• About this task
Please find the lines in the entries below that contain the word "JSON", and copy each one.

[App and web page records]
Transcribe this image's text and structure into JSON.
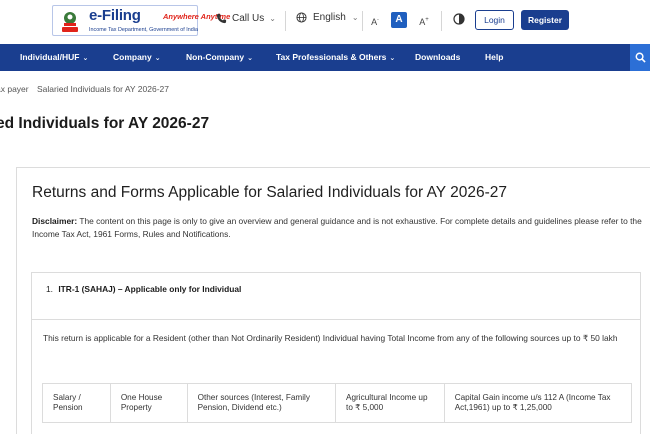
{
  "header": {
    "logo": {
      "brand": "e-Filing",
      "tagline": "Anywhere Anytime",
      "sub": "Income Tax Department, Government of India"
    },
    "call_us": "Call Us",
    "language": "English",
    "font_small": "A",
    "font_normal": "A",
    "font_large": "A",
    "login": "Login",
    "register": "Register"
  },
  "nav": {
    "items": [
      {
        "label": "Individual/HUF",
        "has_menu": true
      },
      {
        "label": "Company",
        "has_menu": true
      },
      {
        "label": "Non-Company",
        "has_menu": true
      },
      {
        "label": "Tax Professionals & Others",
        "has_menu": true
      },
      {
        "label": "Downloads",
        "has_menu": false
      },
      {
        "label": "Help",
        "has_menu": false
      }
    ],
    "chevron": "⌄"
  },
  "breadcrumb": {
    "parent": "ax payer",
    "current": "Salaried Individuals for AY 2026-27"
  },
  "page_title": "ed Individuals for AY 2026-27",
  "card": {
    "title": "Returns and Forms Applicable for Salaried Individuals for AY 2026-27",
    "disclaimer_label": "Disclaimer:",
    "disclaimer_text": " The content on this page is only to give an overview and general guidance and is not exhaustive. For complete details and guidelines please refer to the Income Tax Act, 1961 Forms, Rules and Notifications.",
    "itr": {
      "number": "1.",
      "heading": "ITR-1 (SAHAJ) – Applicable only for Individual",
      "description": "This return is applicable for a Resident (other than Not Ordinarily Resident) Individual having Total Income from any of the following sources up to ₹ 50 lakh",
      "sources": [
        "Salary / Pension",
        "One House Property",
        "Other sources (Interest, Family Pension, Dividend etc.)",
        "Agricultural Income up to ₹ 5,000",
        "Capital Gain income u/s 112 A (Income Tax Act,1961) up to ₹ 1,25,000"
      ]
    }
  },
  "colors": {
    "brand_blue": "#1a3e8f",
    "search_blue": "#2c6fd6",
    "tagline_red": "#e0231a"
  }
}
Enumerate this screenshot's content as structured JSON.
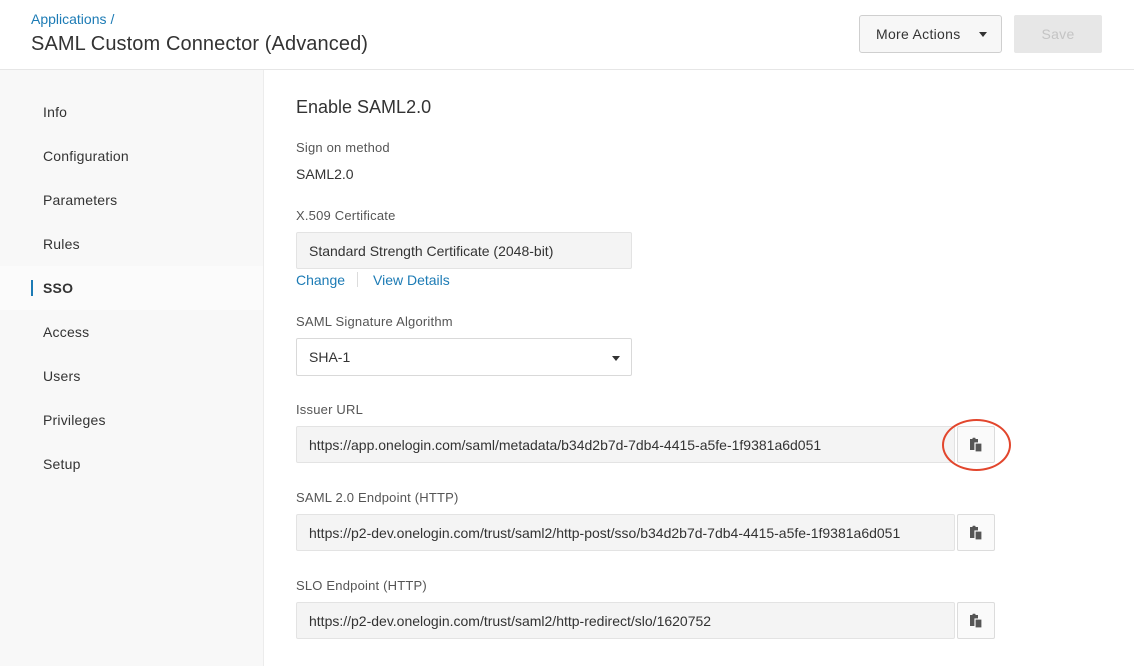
{
  "header": {
    "breadcrumb": "Applications",
    "breadcrumb_sep": "/",
    "title": "SAML Custom Connector (Advanced)",
    "more_actions_label": "More Actions",
    "save_label": "Save"
  },
  "sidebar": {
    "items": [
      {
        "label": "Info"
      },
      {
        "label": "Configuration"
      },
      {
        "label": "Parameters"
      },
      {
        "label": "Rules"
      },
      {
        "label": "SSO"
      },
      {
        "label": "Access"
      },
      {
        "label": "Users"
      },
      {
        "label": "Privileges"
      },
      {
        "label": "Setup"
      }
    ],
    "active": "SSO"
  },
  "main": {
    "section_title": "Enable SAML2.0",
    "sign_on": {
      "label": "Sign on method",
      "value": "SAML2.0"
    },
    "certificate": {
      "label": "X.509 Certificate",
      "value": "Standard Strength Certificate (2048-bit)",
      "change_link": "Change",
      "view_details_link": "View Details"
    },
    "signature_algorithm": {
      "label": "SAML Signature Algorithm",
      "value": "SHA-1"
    },
    "issuer_url": {
      "label": "Issuer URL",
      "value": "https://app.onelogin.com/saml/metadata/b34d2b7d-7db4-4415-a5fe-1f9381a6d051"
    },
    "saml_endpoint": {
      "label": "SAML 2.0 Endpoint (HTTP)",
      "value": "https://p2-dev.onelogin.com/trust/saml2/http-post/sso/b34d2b7d-7db4-4415-a5fe-1f9381a6d051"
    },
    "slo_endpoint": {
      "label": "SLO Endpoint (HTTP)",
      "value": "https://p2-dev.onelogin.com/trust/saml2/http-redirect/slo/1620752"
    }
  },
  "icons": {
    "copy": "copy-icon",
    "dropdown": "chevron-down-icon"
  },
  "colors": {
    "accent": "#1c7bb5",
    "highlight": "#e2462d"
  }
}
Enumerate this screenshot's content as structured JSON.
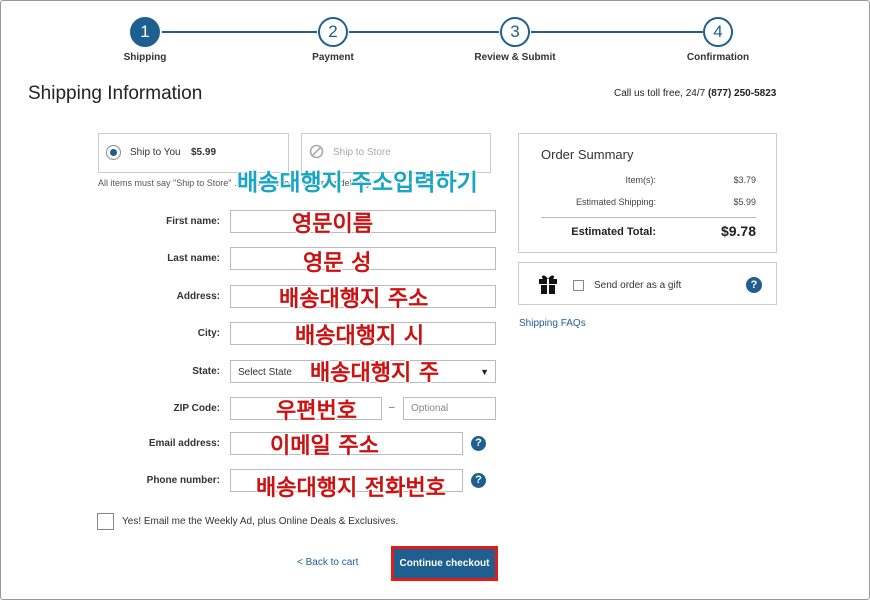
{
  "stepper": [
    {
      "number": "1",
      "label": "Shipping"
    },
    {
      "number": "2",
      "label": "Payment"
    },
    {
      "number": "3",
      "label": "Review & Submit"
    },
    {
      "number": "4",
      "label": "Confirmation"
    }
  ],
  "page_title": "Shipping Information",
  "tollfree": {
    "text": "Call us toll free, 24/7 ",
    "phone": "(877) 250-5823"
  },
  "shipping_options": {
    "ship_to_you": {
      "label": "Ship to You",
      "price": "$5.99"
    },
    "ship_to_store": {
      "label": "Ship to Store"
    }
  },
  "note": "All items must say \"Ship to Store\" … can ship to … order for delivery.",
  "form": {
    "first_name": {
      "label": "First name:"
    },
    "last_name": {
      "label": "Last name:"
    },
    "address": {
      "label": "Address:"
    },
    "city": {
      "label": "City:"
    },
    "state": {
      "label": "State:",
      "value": "Select State"
    },
    "zip": {
      "label": "ZIP Code:",
      "dash": "–",
      "ext_placeholder": "Optional"
    },
    "email": {
      "label": "Email address:"
    },
    "phone": {
      "label": "Phone number:"
    }
  },
  "annotations": {
    "heading": "배송대행지 주소입력하기",
    "first_name": "영문이름",
    "last_name": "영문 성",
    "address": "배송대행지 주소",
    "city": "배송대행지 시",
    "state": "배송대행지 주",
    "zip": "우편번호",
    "email": "이메일 주소",
    "phone": "배송대행지 전화번호"
  },
  "optin": "Yes! Email me the Weekly Ad, plus Online Deals & Exclusives.",
  "back_link": "< Back to cart",
  "continue_label": "Continue checkout",
  "order_summary": {
    "title": "Order Summary",
    "items_label": "Item(s):",
    "items_value": "$3.79",
    "shipping_label": "Estimated Shipping:",
    "shipping_value": "$5.99",
    "total_label": "Estimated Total:",
    "total_value": "$9.78"
  },
  "gift": {
    "label": "Send order as a gift",
    "help": "?"
  },
  "faq": "Shipping FAQs",
  "help_glyph": "?",
  "colors": {
    "accent": "#1f5f8f",
    "annotation_red": "#cc1111",
    "annotation_blue": "#17a6c4",
    "highlight_border": "#e21b1b"
  }
}
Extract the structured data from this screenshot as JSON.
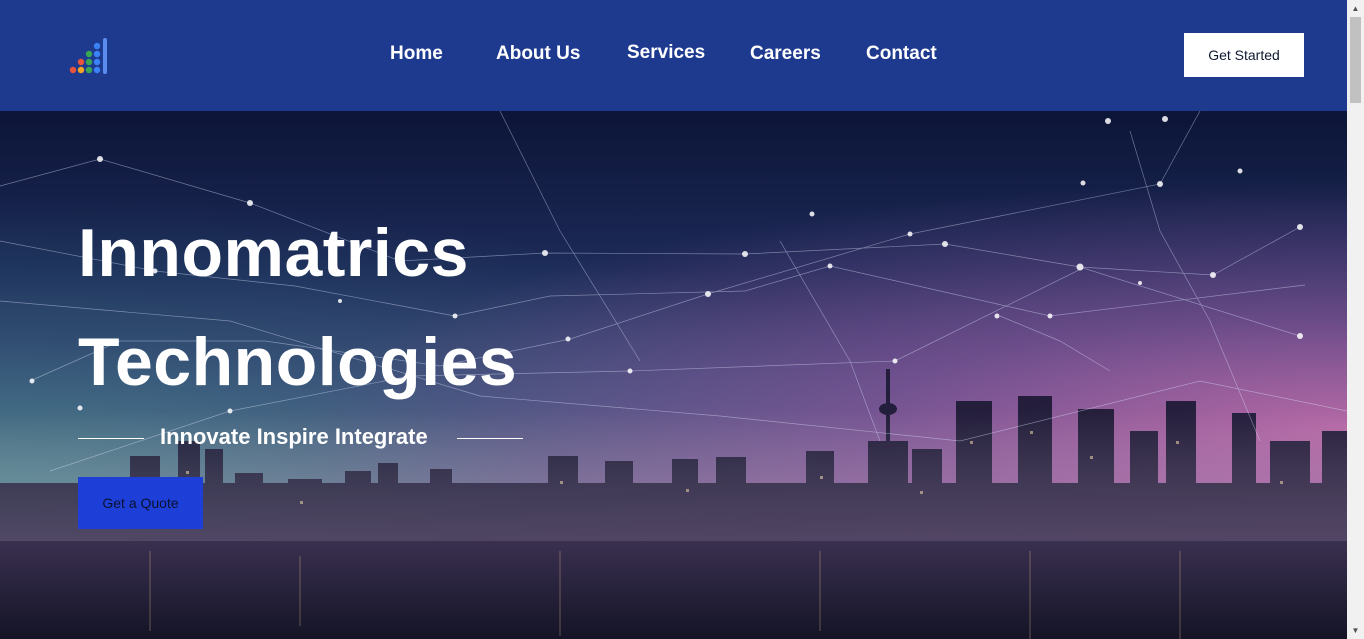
{
  "nav": {
    "logo_icon": "bar-chart-dots-logo",
    "links": [
      "Home",
      "About Us",
      "Services",
      "Careers",
      "Contact"
    ],
    "cta_label": "Get Started"
  },
  "hero": {
    "title_line1": "Innomatrics",
    "title_line2": "Technologies",
    "tagline": "Innovate Inspire Integrate",
    "button_label": "Get a Quote"
  },
  "colors": {
    "nav_bg": "#1e3a8f",
    "cta_bg": "#ffffff",
    "quote_button_bg": "#1d3fd8",
    "text": "#ffffff"
  },
  "scrollbar": {
    "up_icon": "triangle-up-icon",
    "down_icon": "triangle-down-icon"
  }
}
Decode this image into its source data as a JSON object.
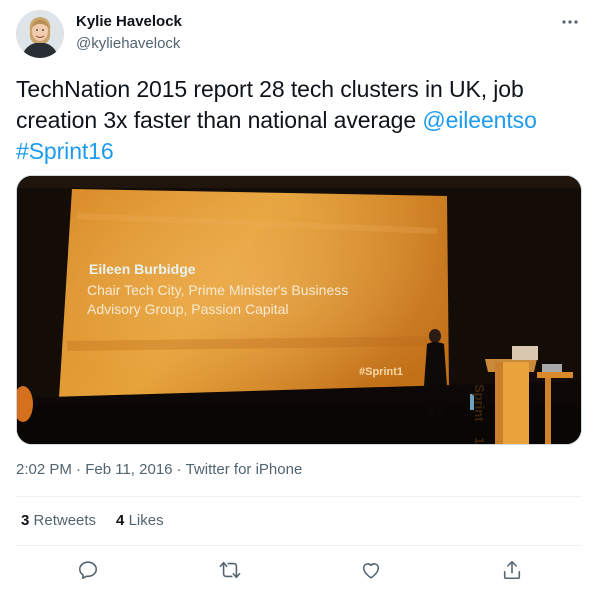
{
  "author": {
    "name": "Kylie Havelock",
    "handle": "@kyliehavelock"
  },
  "tweet": {
    "text_plain": "TechNation 2015 report 28 tech clusters in UK, job creation 3x faster than national average ",
    "mention": "@eileentso",
    "hashtag": "#Sprint16"
  },
  "media": {
    "slide_name": "Eileen Burbidge",
    "slide_line1": "Chair Tech City, Prime Minister's Business",
    "slide_line2": "Advisory Group, Passion Capital",
    "slide_hashtag": "#Sprint1",
    "lectern_text": "Sprint",
    "lectern_number": "16"
  },
  "meta": {
    "time": "2:02 PM",
    "separator": " · ",
    "date": "Feb 11, 2016",
    "source": "Twitter for iPhone"
  },
  "stats": {
    "retweets_count": "3",
    "retweets_label": "Retweets",
    "likes_count": "4",
    "likes_label": "Likes"
  },
  "icons": {
    "more": "more-horizontal-icon",
    "reply": "reply-icon",
    "retweet": "retweet-icon",
    "like": "like-icon",
    "share": "share-icon"
  },
  "colors": {
    "link": "#1d9bf0",
    "secondary_text": "#536471",
    "primary_text": "#0f1419",
    "divider": "#eff3f4"
  }
}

• Exercise answer
Transcribe this image's text and structure into JSON.
Enumerate this screenshot's content as structured JSON.
Enumerate this screenshot's content as structured JSON.
Extract the structured data from this screenshot as JSON.
Decode this image into its source data as a JSON object.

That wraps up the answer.